The mandalic image in the hub of the Wheel symbolizes the genesis of an engaged spirituality. Since compassion and commitment must arise or be aroused repeatedly, the spirit of this path permeates all others.

Buddhist activist Fran Peavey reports that after many years of involvement, she still asks herself the same basic questions: "For the past fifteen years, most mornings I have sat and meditated and asked myself what I could do to help the world. What is the work of today and what is the work of this time?"

In the Wheel, all forms of service and work for social change become potential vehicles of bodhisattva practice. If you think, "Somebody ought to do something about that," that somebody might be you.

"There are so many urgent problems," a student asked Thich Nhat Hanh. "What should I do?"

"Take one thing and do it very deeply and carefully," he replied, "and you will be doing everything at the same time."

In this sense, the path of moving into the world broadcasts a question, and each of the surrounding paths in the Wheel proposes an answer to that question.

How does a vow differ from an aspiration? Do you have an aspiration that could come to life more fully as a vow?

Further: Write several short verses that express some of your current aspirations.

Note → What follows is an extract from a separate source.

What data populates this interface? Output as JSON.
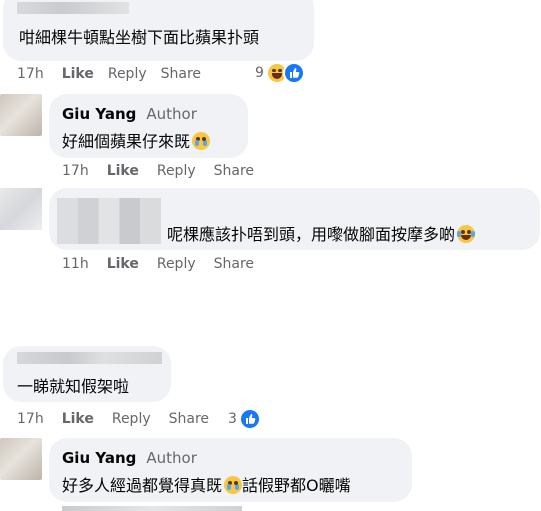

When one does find a starting point, and takes a first step, one crosses a threshold. Is it stepping out, or stepping in?